How to identify and prevent a stroke

According to the American Heart Association, someone in the United States has a stroke every 40 seconds, affecting nearly 800,000 Americans and killing 140,000 every year. Stroke is a leading cause of death and serious disability nationwide and around the world. But it doesn’t have to be.

May is American Stroke Awareness Month, making now the ideal time to learn more about strokes, including how to identify one and how to help prevent one from occurring in the first place. It’s important to know that stroke is 80% preventable.

What’s a stroke?

A stroke is when blood flow to a part of the brain is blocked or when a blood vessel in the brain bursts. Blood carries oxygen to cells in the body. When brain cells are starved of blood, they die.

Strokes often occur as a result of chronic health conditions (like an arrhythmia or heart disorders), poor health choices (like smoking, unhealthy diet and inactivity) or due to environmental factors or genetics. Those over 65 years of age are most commonly affected, but a stroke can happen at any age. In fact nearly one fourth of sufferers are under the age of 65.

Stroke is a medical emergency. It’s important to get care as soon as possible. Some treatments for stroke work only if given the first three hours after symptoms start. A delay in care can raise the risk of permanent brain damage or death.

Spotting a Stroke

In the event that you or a loved one has a stroke, knowing the warning signs and what to look for could save a life. Those are:

  • F – Face: Ask the person to smile. Does one side of the face droop?
  • A – Arms: Ask the person to raise both arms. Does one arm drift downward?
  • S – Speech: Ask the person to repeat a simple phrase. Is their speech slurred or strange?
  • T – Time: Time to act! If you observe any of these signs, call 9-1-1 immediately

How can you prevent strokes?

Take a moment to familiarize yourself with FAST, but also think about what types of lifestyle changes you can make to reduce your family’s chances of stroke. Here are a few healthy tips to get you started:

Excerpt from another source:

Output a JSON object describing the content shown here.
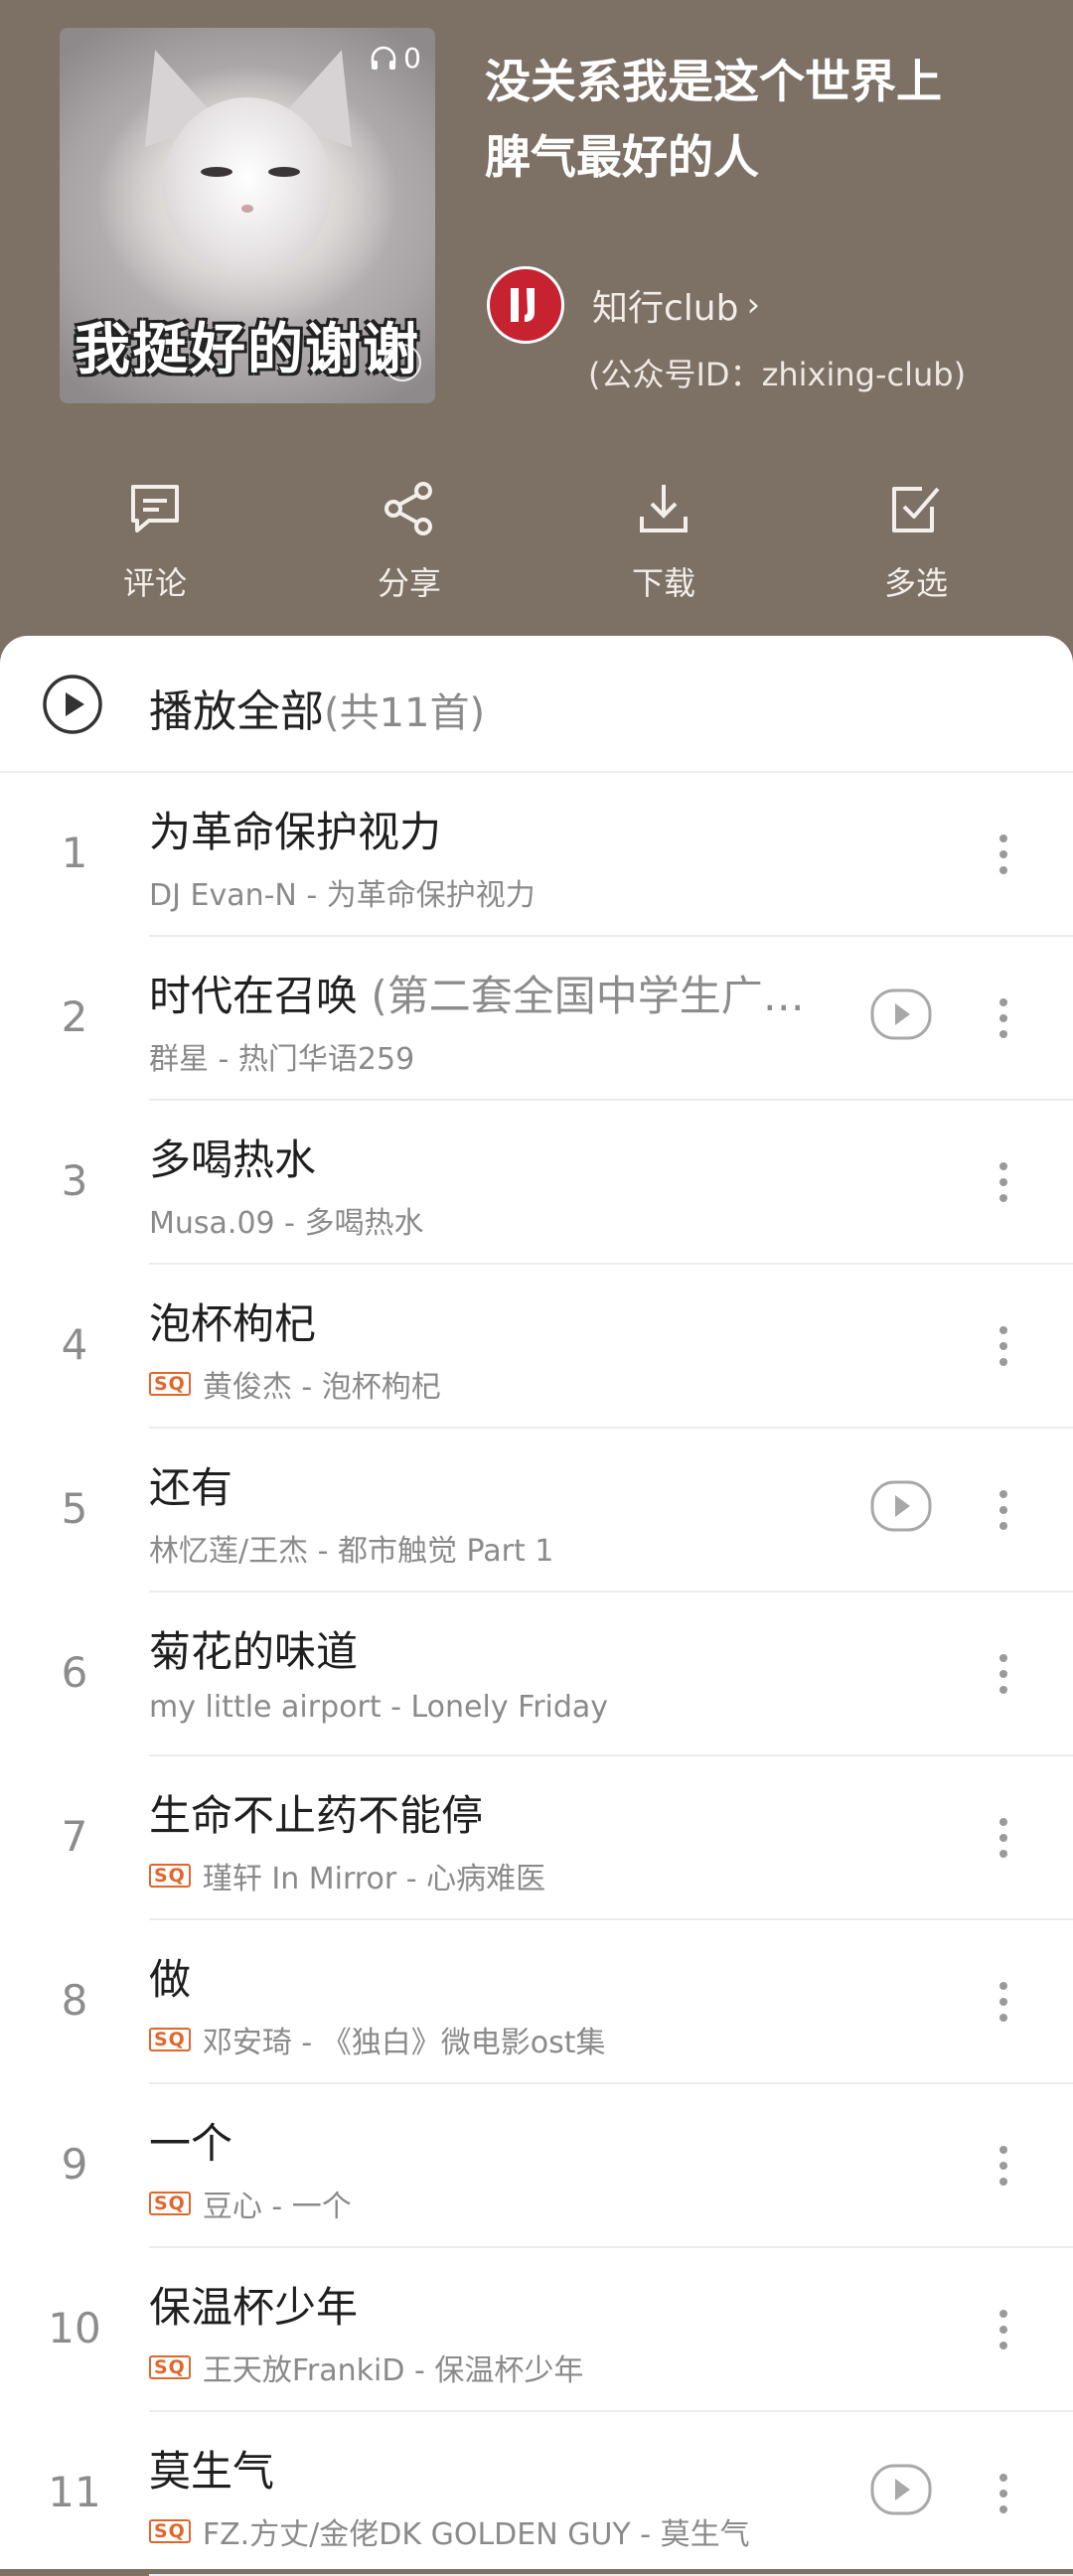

  1. Manage your blood pressure (and no, taking an occasional reading at the pharmacy isn’t enough). Keeping your numbers in the healthy range is among the most significant factors in reducing stroke risk. If yours is elevated, be sure it’s treated and monitored regularly by a doctor.
  2. Be sure to include foods rich in potassium, like sweet potatoes, raisins and bananas. These types of foods may help reduce stroke risk by 20 percent according to reports. Try to follow a healthy diet overall, filled with plenty of fresh fruits and vegetables, one serving of fish a few times a week and whole grains. Try to reduce the salt in your diet to half a teaspoon or less per day too.
  3. Get more exercise. Whether it’s a jog around the block or a lap around the pool, staying active for at least 30 minutes a day, five days a week is an important factor in lowering your risk. In fact, according to a study, simply walking a total of two hours a week showed a 30 percent reduction in stroke risk.
  4. Quit smoking. We know, easier said than done. Curbing this dangerous habit is difficult, but it reduces your risk for so many health issues, including a stroke. Seek support from family or your doctor to help put a plan in place. The road is long, but the results are well worth it. Make it happen!

Taking preventive measures and being pro-active about your health is one of the best ways for you to stay healthy and prevent stroke and other diseases.

To learn more, head over to the American Stroke Association for more information. Gaining knowledge is step one!